## What is needed
The output should be identical to the entries that follow.

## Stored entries
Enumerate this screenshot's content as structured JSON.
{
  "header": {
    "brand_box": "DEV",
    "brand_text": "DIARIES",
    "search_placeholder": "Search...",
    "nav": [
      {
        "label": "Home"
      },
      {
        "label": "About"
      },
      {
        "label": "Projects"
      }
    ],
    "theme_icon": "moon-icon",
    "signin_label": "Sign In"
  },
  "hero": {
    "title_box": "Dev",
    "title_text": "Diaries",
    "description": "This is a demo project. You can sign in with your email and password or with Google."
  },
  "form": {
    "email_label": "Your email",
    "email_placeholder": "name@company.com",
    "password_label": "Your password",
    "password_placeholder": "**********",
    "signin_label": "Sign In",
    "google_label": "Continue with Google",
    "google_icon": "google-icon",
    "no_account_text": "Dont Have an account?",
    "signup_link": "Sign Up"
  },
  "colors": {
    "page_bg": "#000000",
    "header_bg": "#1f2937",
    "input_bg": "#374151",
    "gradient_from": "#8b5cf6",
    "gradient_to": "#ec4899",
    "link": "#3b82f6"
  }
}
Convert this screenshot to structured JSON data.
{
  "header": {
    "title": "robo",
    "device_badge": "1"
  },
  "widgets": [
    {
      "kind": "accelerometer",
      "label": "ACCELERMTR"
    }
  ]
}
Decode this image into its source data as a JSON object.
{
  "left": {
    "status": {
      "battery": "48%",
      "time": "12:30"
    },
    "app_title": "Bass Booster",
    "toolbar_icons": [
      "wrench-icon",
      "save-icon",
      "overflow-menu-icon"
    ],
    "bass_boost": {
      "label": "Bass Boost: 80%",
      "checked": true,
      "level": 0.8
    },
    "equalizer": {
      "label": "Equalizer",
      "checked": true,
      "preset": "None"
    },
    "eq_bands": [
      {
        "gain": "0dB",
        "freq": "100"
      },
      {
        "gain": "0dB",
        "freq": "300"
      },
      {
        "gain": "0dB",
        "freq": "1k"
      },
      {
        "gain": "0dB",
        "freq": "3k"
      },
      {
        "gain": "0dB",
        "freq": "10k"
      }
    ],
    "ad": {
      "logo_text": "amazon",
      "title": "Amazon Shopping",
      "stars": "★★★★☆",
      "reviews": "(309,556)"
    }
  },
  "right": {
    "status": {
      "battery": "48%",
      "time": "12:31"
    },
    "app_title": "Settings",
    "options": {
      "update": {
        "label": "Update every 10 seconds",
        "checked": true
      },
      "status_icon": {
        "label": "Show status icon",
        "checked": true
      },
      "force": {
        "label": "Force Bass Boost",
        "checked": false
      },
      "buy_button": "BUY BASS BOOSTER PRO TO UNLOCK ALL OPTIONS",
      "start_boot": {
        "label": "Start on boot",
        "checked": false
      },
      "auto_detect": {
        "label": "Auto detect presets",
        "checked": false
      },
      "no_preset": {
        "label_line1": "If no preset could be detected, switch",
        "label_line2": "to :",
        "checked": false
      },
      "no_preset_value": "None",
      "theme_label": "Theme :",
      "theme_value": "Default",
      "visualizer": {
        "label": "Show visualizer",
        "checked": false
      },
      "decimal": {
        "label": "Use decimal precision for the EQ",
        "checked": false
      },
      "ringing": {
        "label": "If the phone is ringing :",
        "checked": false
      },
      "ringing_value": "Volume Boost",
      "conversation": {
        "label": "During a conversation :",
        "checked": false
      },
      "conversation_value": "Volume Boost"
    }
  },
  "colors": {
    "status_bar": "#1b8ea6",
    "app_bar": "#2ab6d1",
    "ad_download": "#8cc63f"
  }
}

## Solution
Enumerate this screenshot's content as structured JSON.
{
  "header": {
    "brand_box": "DEV",
    "brand_text": "DIARIES",
    "search_placeholder": "Search...",
    "nav": [
      {
        "label": "Home"
      },
      {
        "label": "About"
      },
      {
        "label": "Projects"
      }
    ],
    "theme_icon": "moon-icon",
    "signin_label": "Sign In"
  },
  "hero": {
    "title_box": "Dev",
    "title_text": "Diaries",
    "description": "This is a demo project. You can sign in with your email and password or with Google."
  },
  "form": {
    "email_label": "Your email",
    "email_placeholder": "name@company.com",
    "password_label": "Your password",
    "password_placeholder": "**********",
    "signin_label": "Sign In",
    "google_label": "Continue with Google",
    "google_icon": "google-icon",
    "no_account_text": "Dont Have an account?",
    "signup_link": "Sign Up"
  },
  "colors": {
    "page_bg": "#000000",
    "header_bg": "#1f2937",
    "input_bg": "#374151",
    "gradient_from": "#8b5cf6",
    "gradient_to": "#ec4899",
    "link": "#3b82f6"
  }
}
Convert this screenshot to structured JSON data.
{
  "header": {
    "title": "robo",
    "device_badge": "1"
  },
  "widgets": [
    {
      "kind": "accelerometer",
      "label": "ACCELERMTR"
    }
  ]
}
Decode this image into its source data as a JSON object.
{
  "left": {
    "status": {
      "battery": "48%",
      "time": "12:30"
    },
    "app_title": "Bass Booster",
    "toolbar_icons": [
      "wrench-icon",
      "save-icon",
      "overflow-menu-icon"
    ],
    "bass_boost": {
      "label": "Bass Boost: 80%",
      "checked": true,
      "level": 0.8
    },
    "equalizer": {
      "label": "Equalizer",
      "checked": true,
      "preset": "None"
    },
    "eq_bands": [
      {
        "gain": "0dB",
        "freq": "100"
      },
      {
        "gain": "0dB",
        "freq": "300"
      },
      {
        "gain": "0dB",
        "freq": "1k"
      },
      {
        "gain": "0dB",
        "freq": "3k"
      },
      {
        "gain": "0dB",
        "freq": "10k"
      }
    ],
    "ad": {
      "logo_text": "amazon",
      "title": "Amazon Shopping",
      "stars": "★★★★☆",
      "reviews": "(309,556)"
    }
  },
  "right": {
    "status": {
      "battery": "48%",
      "time": "12:31"
    },
    "app_title": "Settings",
    "options": {
      "update": {
        "label": "Update every 10 seconds",
        "checked": true
      },
      "status_icon": {
        "label": "Show status icon",
        "checked": true
      },
      "force": {
        "label": "Force Bass Boost",
        "checked": false
      },
      "buy_button": "BUY BASS BOOSTER PRO TO UNLOCK ALL OPTIONS",
      "start_boot": {
        "label": "Start on boot",
        "checked": false
      },
      "auto_detect": {
        "label": "Auto detect presets",
        "checked": false
      },
      "no_preset": {
        "label_line1": "If no preset could be detected, switch",
        "label_line2": "to :",
        "checked": false
      },
      "no_preset_value": "None",
      "theme_label": "Theme :",
      "theme_value": "Default",
      "visualizer": {
        "label": "Show visualizer",
        "checked": false
      },
      "decimal": {
        "label": "Use decimal precision for the EQ",
        "checked": false
      },
      "ringing": {
        "label": "If the phone is ringing :",
        "checked": false
      },
      "ringing_value": "Volume Boost",
      "conversation": {
        "label": "During a conversation :",
        "checked": false
      },
      "conversation_value": "Volume Boost"
    }
  },
  "colors": {
    "status_bar": "#1b8ea6",
    "app_bar": "#2ab6d1",
    "ad_download": "#8cc63f"
  }
}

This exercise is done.